Second, among Iraqis themselves there are qualified professionals with sound reputations both inside and outside Iraq. It is critical that the CPA tap into this important resource. I know that this effort has begun in certain Ministries, but it needs to continue and expand. Iraqis, in particular in the legal field, are very sensitive about outside involvement, including from the Arab world especially if they are from countries perceived to have benefited or cooperated with the prior regime. Even for exiled Iraqis, their role should be limited to advising, consulting and assisting and not include positions of authority unless specifically elected by the people themselves in free and open elections.
Based on my conversations with trusted sources in-country, Iraqis are feeling like strangers in their own country. Either through neglect, lack of understanding, or for the sake of expediency, current efforts seem to be avoiding direct Iraqi involvement and their opinions in important decisions. Disbanding the military in such a manner is one such example.

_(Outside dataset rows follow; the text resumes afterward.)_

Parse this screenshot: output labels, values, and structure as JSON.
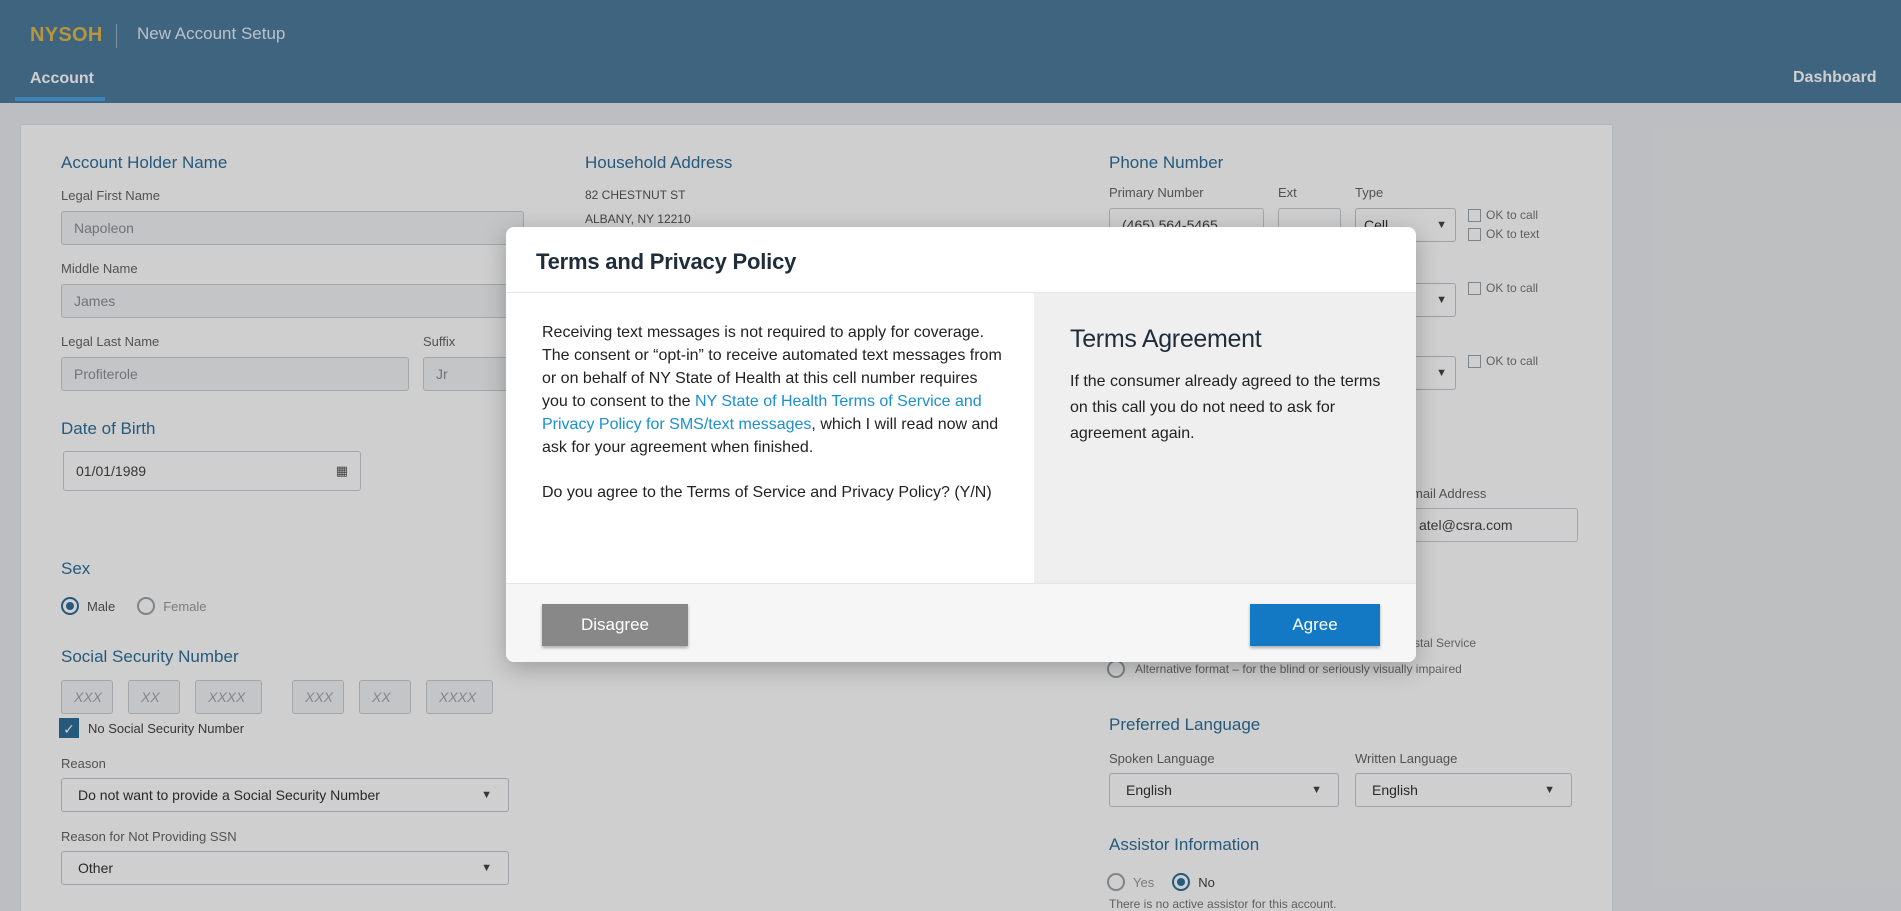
{
  "header": {
    "brand": "NYSOH",
    "title": "New Account Setup",
    "nav_account": "Account",
    "nav_dashboard": "Dashboard"
  },
  "account_holder": {
    "title": "Account Holder Name",
    "first_label": "Legal First Name",
    "first_value": "Napoleon",
    "middle_label": "Middle Name",
    "middle_value": "James",
    "last_label": "Legal Last Name",
    "last_value": "Profiterole",
    "suffix_label": "Suffix",
    "suffix_value": "Jr"
  },
  "dob": {
    "title": "Date of Birth",
    "value": "01/01/1989"
  },
  "sex": {
    "title": "Sex",
    "male": "Male",
    "female": "Female"
  },
  "ssn": {
    "title": "Social Security Number",
    "ph1": "XXX",
    "ph2": "XX",
    "ph3": "XXXX",
    "ph4": "XXX",
    "ph5": "XX",
    "ph6": "XXXX",
    "no_ssn_label": "No Social Security Number",
    "reason_label": "Reason",
    "reason_value": "Do not want to provide a Social Security Number",
    "reason2_label": "Reason for Not Providing SSN",
    "reason2_value": "Other"
  },
  "address": {
    "title": "Household Address",
    "line1": "82 CHESTNUT ST",
    "line2": "ALBANY, NY 12210"
  },
  "phone": {
    "title": "Phone Number",
    "primary_label": "Primary Number",
    "ext_label": "Ext",
    "type_label": "Type",
    "primary_value": "(465) 564-5465",
    "type_value": "Cell",
    "ok_call": "OK to call",
    "ok_text": "OK to text"
  },
  "email": {
    "label": "mail Address",
    "value": "atel@csra.com"
  },
  "notices": {
    "postal_partial": "stal Service",
    "alt_format": "Alternative format – for the blind or seriously visually impaired"
  },
  "language": {
    "title": "Preferred Language",
    "spoken_label": "Spoken Language",
    "spoken_value": "English",
    "written_label": "Written Language",
    "written_value": "English"
  },
  "assistor": {
    "title": "Assistor Information",
    "yes": "Yes",
    "no": "No",
    "note": "There is no active assistor for this account."
  },
  "modal": {
    "title": "Terms and Privacy Policy",
    "body_part1": "Receiving text messages is not required to apply for coverage. The consent or “opt-in” to receive automated text messages from or on behalf of NY State of Health at this cell number requires you to consent to the ",
    "body_link": "NY State of Health Terms of Service and Privacy Policy for SMS/text messages",
    "body_part2": ", which I will read now and ask for your agreement when finished.",
    "question": "Do you agree to the Terms of Service and Privacy Policy? (Y/N)",
    "terms_title": "Terms Agreement",
    "terms_text": "If the consumer already agreed to the terms on this call you do not need to ask for agreement again.",
    "disagree": "Disagree",
    "agree": "Agree"
  }
}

This must not happen with the formation of the constitution. To ensure maximum participation in this process, some jurists in the IJA recommend a multi-phased process. The first phase would be to hold a national referendum on the form of government (as an example, whether it would be a republic, parliamentary or presidential system, constitutional monarchy, etc.) and once that decision is made by the Iraqi people, a group of elected representatives could be formed to draft the constitution with the assistance of international and domestic legal experts. To protect the long term stability of a democratic Iraq, there would need to be a strong and independent judiciary with a mandate to review the constitutionality of actions of the other two branches of government.
These are not insurmountable challenges. I am optimistic for one simple reason and that is, if I may echo the words of Chairman Cornyn in one of his recent speeches:
"After defeating our enemies in World War II, we left behind constitutions and
representative government, not permanent military authorities - and we can do the same in Iraq." (AEI, 6/10/03).
Because of this tradition, the U.S. is uniquely positioned to succeed in this important undertaking. Any failures in Iraq reflect on all of us and will have a long-lasting negative impact on US interests in Iraq, the region and the rest of the world. Iraqis do not make distinctions between the Pentagon or the State Department, Democrats or Republicans. This is a massive undertaking which requires the best talents of all. The consequences of success and/or failure will also be shared by all.